Records for the exercise >>
==========

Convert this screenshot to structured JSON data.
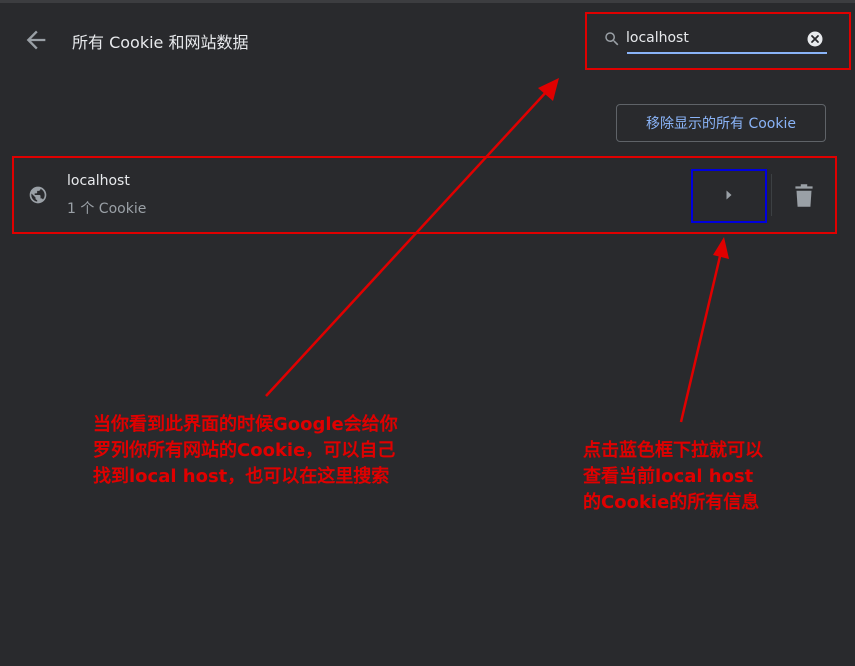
{
  "header": {
    "title": "所有 Cookie 和网站数据"
  },
  "search": {
    "value": "localhost"
  },
  "actions": {
    "remove_all_label": "移除显示的所有 Cookie"
  },
  "site": {
    "name": "localhost",
    "count": "1 个 Cookie"
  },
  "annotations": {
    "note_left": "当你看到此界面的时候Google会给你\n罗列你所有网站的Cookie，可以自己\n找到local host，也可以在这里搜索",
    "note_right": "点击蓝色框下拉就可以\n查看当前local host\n的Cookie的所有信息"
  },
  "colors": {
    "background": "#292a2d",
    "text_primary": "#e8eaed",
    "text_secondary": "#9aa0a6",
    "accent": "#8ab4f8",
    "annotation_red": "#e00000",
    "annotation_blue": "#0000dd"
  }
}
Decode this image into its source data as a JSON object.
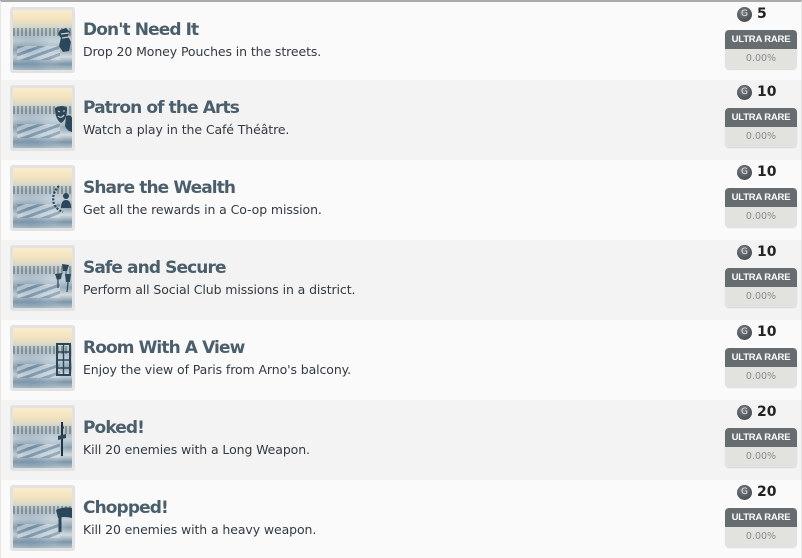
{
  "achievements": [
    {
      "title": "Don't Need It",
      "description": "Drop 20 Money Pouches in the streets.",
      "gamerscore": "5",
      "rarity": "ULTRA RARE",
      "percent": "0.00%",
      "icon": "money-pouch-icon"
    },
    {
      "title": "Patron of the Arts",
      "description": "Watch a play in the Café Théâtre.",
      "gamerscore": "10",
      "rarity": "ULTRA RARE",
      "percent": "0.00%",
      "icon": "theatre-masks-icon"
    },
    {
      "title": "Share the Wealth",
      "description": "Get all the rewards in a Co-op mission.",
      "gamerscore": "10",
      "rarity": "ULTRA RARE",
      "percent": "0.00%",
      "icon": "laurel-figure-icon"
    },
    {
      "title": "Safe and Secure",
      "description": "Perform all Social Club missions in a district.",
      "gamerscore": "10",
      "rarity": "ULTRA RARE",
      "percent": "0.00%",
      "icon": "lanterns-icon"
    },
    {
      "title": "Room With A View",
      "description": "Enjoy the view of Paris from Arno's balcony.",
      "gamerscore": "10",
      "rarity": "ULTRA RARE",
      "percent": "0.00%",
      "icon": "window-icon"
    },
    {
      "title": "Poked!",
      "description": "Kill 20 enemies with a Long Weapon.",
      "gamerscore": "20",
      "rarity": "ULTRA RARE",
      "percent": "0.00%",
      "icon": "long-weapon-icon"
    },
    {
      "title": "Chopped!",
      "description": "Kill 20 enemies with a heavy weapon.",
      "gamerscore": "20",
      "rarity": "ULTRA RARE",
      "percent": "0.00%",
      "icon": "heavy-weapon-icon"
    }
  ],
  "gamerscore_symbol": "G",
  "colors": {
    "title": "#4a5e6c",
    "rarity_badge": "#676c70",
    "rarity_percent_bg": "#e2e3df",
    "row_odd": "#fafafa",
    "row_even": "#f3f3f3"
  }
}
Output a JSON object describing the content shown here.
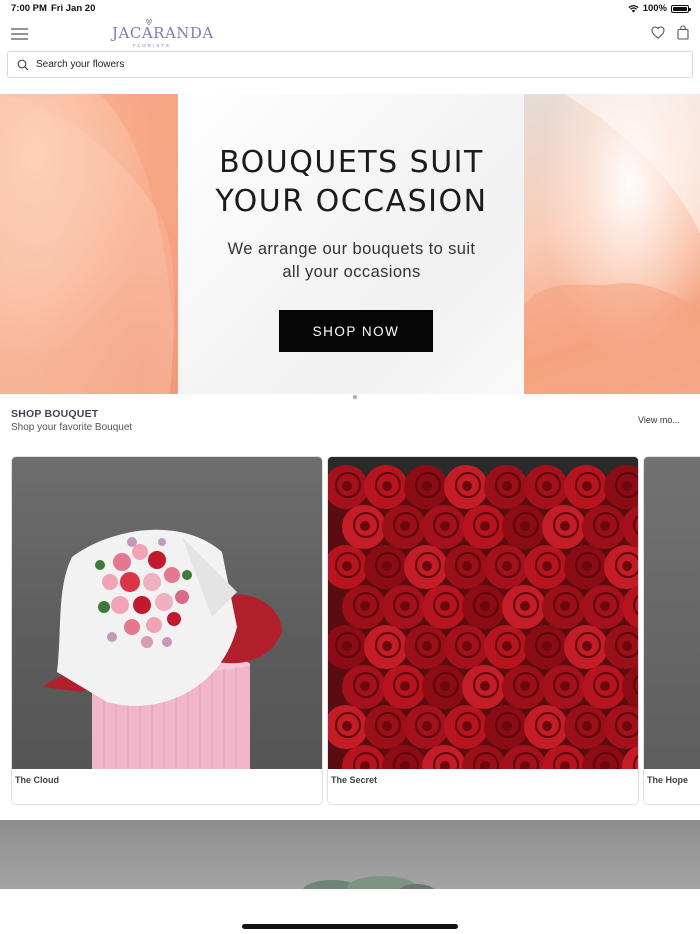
{
  "status_bar": {
    "time": "7:00 PM",
    "date": "Fri Jan 20",
    "battery": "100%"
  },
  "header": {
    "logo_text": "JACARANDA",
    "logo_subtext": "FLORISTS",
    "icons": [
      "menu-icon",
      "heart-icon",
      "bag-icon"
    ]
  },
  "search": {
    "placeholder": "Search your flowers"
  },
  "hero": {
    "title_line1": "BOUQUETS SUIT",
    "title_line2": "YOUR OCCASION",
    "subtitle_line1": "We arrange our bouquets to suit",
    "subtitle_line2": "all your occasions",
    "cta": "SHOP NOW"
  },
  "section": {
    "title": "SHOP BOUQUET",
    "subtitle": "Shop your favorite Bouquet",
    "view_more": "View mo..."
  },
  "products": [
    {
      "name": "The Cloud"
    },
    {
      "name": "The Secret"
    },
    {
      "name": "The Hope"
    }
  ],
  "colors": {
    "brand_lavender": "#8a76b4",
    "cta_background": "#050505",
    "hero_peach": "#f8b296",
    "section_title": "#3f4652"
  }
}
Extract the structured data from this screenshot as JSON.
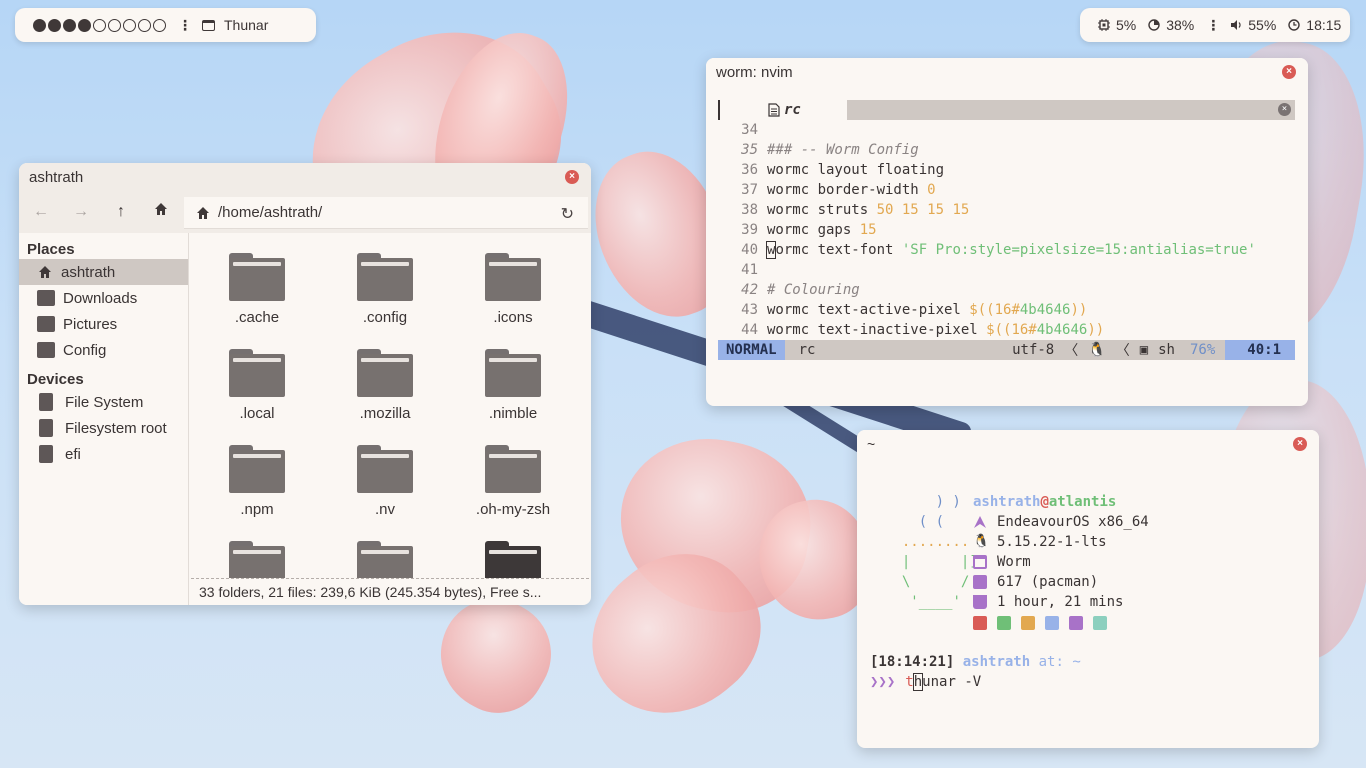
{
  "topbar_left": {
    "workspaces": [
      true,
      true,
      true,
      true,
      false,
      false,
      false,
      false,
      false
    ],
    "active_window": "Thunar"
  },
  "topbar_right": {
    "cpu": "5%",
    "memory": "38%",
    "volume": "55%",
    "clock": "18:15"
  },
  "thunar": {
    "title": "ashtrath",
    "path": "/home/ashtrath/",
    "places_header": "Places",
    "places": [
      "ashtrath",
      "Downloads",
      "Pictures",
      "Config"
    ],
    "devices_header": "Devices",
    "devices": [
      "File System",
      "Filesystem root",
      "efi"
    ],
    "folders": [
      ".cache",
      ".config",
      ".icons",
      ".local",
      ".mozilla",
      ".nimble",
      ".npm",
      ".nv",
      ".oh-my-zsh",
      "",
      "",
      ""
    ],
    "status": "33 folders, 21 files: 239,6 KiB (245.354 bytes), Free s..."
  },
  "nvim": {
    "title": "worm: nvim",
    "tab": "rc",
    "lines": [
      {
        "n": "34",
        "text": ""
      },
      {
        "n": "35",
        "text": "### -- Worm Config"
      },
      {
        "n": "36",
        "text": "wormc layout floating"
      },
      {
        "n": "37",
        "text": "wormc border-width 0"
      },
      {
        "n": "38",
        "text": "wormc struts 50 15 15 15"
      },
      {
        "n": "39",
        "text": "wormc gaps 15"
      },
      {
        "n": "40",
        "text": "wormc text-font 'SF Pro:style=pixelsize=15:antialias=true'"
      },
      {
        "n": "41",
        "text": ""
      },
      {
        "n": "42",
        "text": "# Colouring"
      },
      {
        "n": "43",
        "text": "wormc text-active-pixel $((16#4b4646))"
      },
      {
        "n": "44",
        "text": "wormc text-inactive-pixel $((16#4b4646))"
      }
    ],
    "status": {
      "mode": "NORMAL",
      "file": "rc",
      "encoding": "utf-8",
      "filetype": "sh",
      "percent": "76%",
      "position": "40:1"
    }
  },
  "terminal": {
    "title": "~",
    "user": "ashtrath",
    "at": "@",
    "host": "atlantis",
    "os": "EndeavourOS x86_64",
    "kernel": "5.15.22-1-lts",
    "wm": "Worm",
    "packages": "617 (pacman)",
    "uptime": "1 hour, 21 mins",
    "palette": [
      "#d95b55",
      "#6fbf77",
      "#e2a850",
      "#98b2e8",
      "#a872c8",
      "#8ccfbe"
    ],
    "prompt_time": "[18:14:21]",
    "prompt_user": "ashtrath",
    "prompt_at": "at:",
    "prompt_dir": "~",
    "prompt_symbol": "❯❯❯",
    "command_t": "t",
    "command_h": "h",
    "command_rest": "unar -V"
  }
}
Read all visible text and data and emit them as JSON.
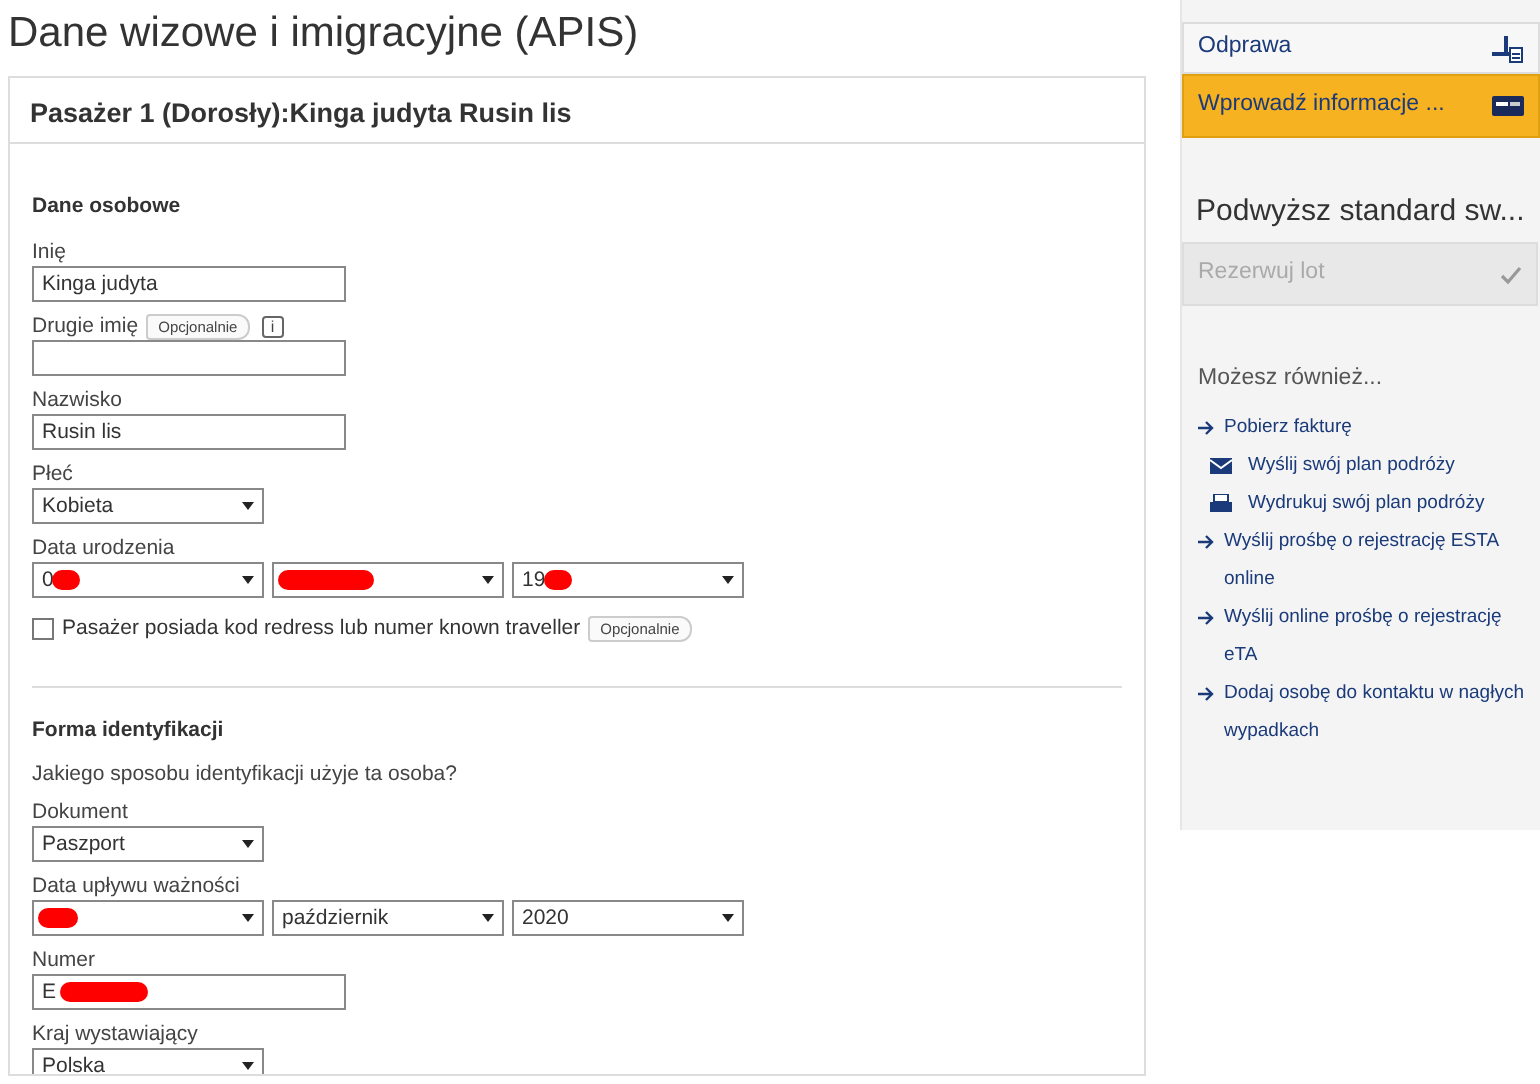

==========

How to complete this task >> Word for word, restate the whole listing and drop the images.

Answer for the task >>
Convert this screenshot to structured JSON data.
{
  "header": {
    "title": "所有 Cookie 和网站数据"
  },
  "search": {
    "value": "localhost"
  },
  "actions": {
    "remove_all_label": "移除显示的所有 Cookie"
  },
  "site": {
    "name": "localhost",
    "count": "1 个 Cookie"
  },
  "annotations": {
    "note_left": "当你看到此界面的时候Google会给你\n罗列你所有网站的Cookie，可以自己\n找到local host，也可以在这里搜索",
    "note_right": "点击蓝色框下拉就可以\n查看当前local host\n的Cookie的所有信息"
  },
  "colors": {
    "background": "#292a2d",
    "text_primary": "#e8eaed",
    "text_secondary": "#9aa0a6",
    "accent": "#8ab4f8",
    "annotation_red": "#e00000",
    "annotation_blue": "#0000dd"
  }
}
Decode this image into its source data as a JSON object.
{
  "achievements": [
    {
      "title": "Don't Need It",
      "description": "Drop 20 Money Pouches in the streets.",
      "gamerscore": "5",
      "rarity": "ULTRA RARE",
      "percent": "0.00%",
      "icon": "money-pouch-icon"
    },
    {
      "title": "Patron of the Arts",
      "description": "Watch a play in the Café Théâtre.",
      "gamerscore": "10",
      "rarity": "ULTRA RARE",
      "percent": "0.00%",
      "icon": "theatre-masks-icon"
    },
    {
      "title": "Share the Wealth",
      "description": "Get all the rewards in a Co-op mission.",
      "gamerscore": "10",
      "rarity": "ULTRA RARE",
      "percent": "0.00%",
      "icon": "laurel-figure-icon"
    },
    {
      "title": "Safe and Secure",
      "description": "Perform all Social Club missions in a district.",
      "gamerscore": "10",
      "rarity": "ULTRA RARE",
      "percent": "0.00%",
      "icon": "lanterns-icon"
    },
    {
      "title": "Room With A View",
      "description": "Enjoy the view of Paris from Arno's balcony.",
      "gamerscore": "10",
      "rarity": "ULTRA RARE",
      "percent": "0.00%",
      "icon": "window-icon"
    },
    {
      "title": "Poked!",
      "description": "Kill 20 enemies with a Long Weapon.",
      "gamerscore": "20",
      "rarity": "ULTRA RARE",
      "percent": "0.00%",
      "icon": "long-weapon-icon"
    },
    {
      "title": "Chopped!",
      "description": "Kill 20 enemies with a heavy weapon.",
      "gamerscore": "20",
      "rarity": "ULTRA RARE",
      "percent": "0.00%",
      "icon": "heavy-weapon-icon"
    }
  ],
  "gamerscore_symbol": "G",
  "colors": {
    "title": "#4a5e6c",
    "rarity_badge": "#676c70",
    "rarity_percent_bg": "#e2e3df",
    "row_odd": "#fafafa",
    "row_even": "#f3f3f3"
  }
}
Output a JSON object describing the content shown here.
{
  "status_bar": {
    "time": "7:00 PM",
    "date": "Fri Jan 20",
    "battery": "100%"
  },
  "header": {
    "logo_text": "JACARANDA",
    "logo_subtext": "FLORISTS",
    "icons": [
      "menu-icon",
      "heart-icon",
      "bag-icon"
    ]
  },
  "search": {
    "placeholder": "Search your flowers"
  },
  "hero": {
    "title_line1": "BOUQUETS SUIT",
    "title_line2": "YOUR OCCASION",
    "subtitle_line1": "We arrange our bouquets to suit",
    "subtitle_line2": "all your occasions",
    "cta": "SHOP NOW"
  },
  "section": {
    "title": "SHOP BOUQUET",
    "subtitle": "Shop your favorite Bouquet",
    "view_more": "View mo..."
  },
  "products": [
    {
      "name": "The Cloud"
    },
    {
      "name": "The Secret"
    },
    {
      "name": "The Hope"
    }
  ],
  "colors": {
    "brand_lavender": "#8a76b4",
    "cta_background": "#050505",
    "hero_peach": "#f8b296",
    "section_title": "#3f4652"
  }
}
Extract the structured data from this screenshot as JSON.
{
  "topbar_left": {
    "workspaces": [
      true,
      true,
      true,
      true,
      false,
      false,
      false,
      false,
      false
    ],
    "active_window": "Thunar"
  },
  "topbar_right": {
    "cpu": "5%",
    "memory": "38%",
    "volume": "55%",
    "clock": "18:15"
  },
  "thunar": {
    "title": "ashtrath",
    "path": "/home/ashtrath/",
    "places_header": "Places",
    "places": [
      "ashtrath",
      "Downloads",
      "Pictures",
      "Config"
    ],
    "devices_header": "Devices",
    "devices": [
      "File System",
      "Filesystem root",
      "efi"
    ],
    "folders": [
      ".cache",
      ".config",
      ".icons",
      ".local",
      ".mozilla",
      ".nimble",
      ".npm",
      ".nv",
      ".oh-my-zsh",
      "",
      "",
      ""
    ],
    "status": "33 folders, 21 files: 239,6 KiB (245.354 bytes), Free s..."
  },
  "nvim": {
    "title": "worm: nvim",
    "tab": "rc",
    "lines": [
      {
        "n": "34",
        "text": ""
      },
      {
        "n": "35",
        "text": "### -- Worm Config"
      },
      {
        "n": "36",
        "text": "wormc layout floating"
      },
      {
        "n": "37",
        "text": "wormc border-width 0"
      },
      {
        "n": "38",
        "text": "wormc struts 50 15 15 15"
      },
      {
        "n": "39",
        "text": "wormc gaps 15"
      },
      {
        "n": "40",
        "text": "wormc text-font 'SF Pro:style=pixelsize=15:antialias=true'"
      },
      {
        "n": "41",
        "text": ""
      },
      {
        "n": "42",
        "text": "# Colouring"
      },
      {
        "n": "43",
        "text": "wormc text-active-pixel $((16#4b4646))"
      },
      {
        "n": "44",
        "text": "wormc text-inactive-pixel $((16#4b4646))"
      }
    ],
    "status": {
      "mode": "NORMAL",
      "file": "rc",
      "encoding": "utf-8",
      "filetype": "sh",
      "percent": "76%",
      "position": "40:1"
    }
  },
  "terminal": {
    "title": "~",
    "user": "ashtrath",
    "at": "@",
    "host": "atlantis",
    "os": "EndeavourOS x86_64",
    "kernel": "5.15.22-1-lts",
    "wm": "Worm",
    "packages": "617 (pacman)",
    "uptime": "1 hour, 21 mins",
    "palette": [
      "#d95b55",
      "#6fbf77",
      "#e2a850",
      "#98b2e8",
      "#a872c8",
      "#8ccfbe"
    ],
    "prompt_time": "[18:14:21]",
    "prompt_user": "ashtrath",
    "prompt_at": "at:",
    "prompt_dir": "~",
    "prompt_symbol": "❯❯❯",
    "command_t": "t",
    "command_h": "h",
    "command_rest": "unar -V"
  }
}
Read all visible text and data and emit them as JSON.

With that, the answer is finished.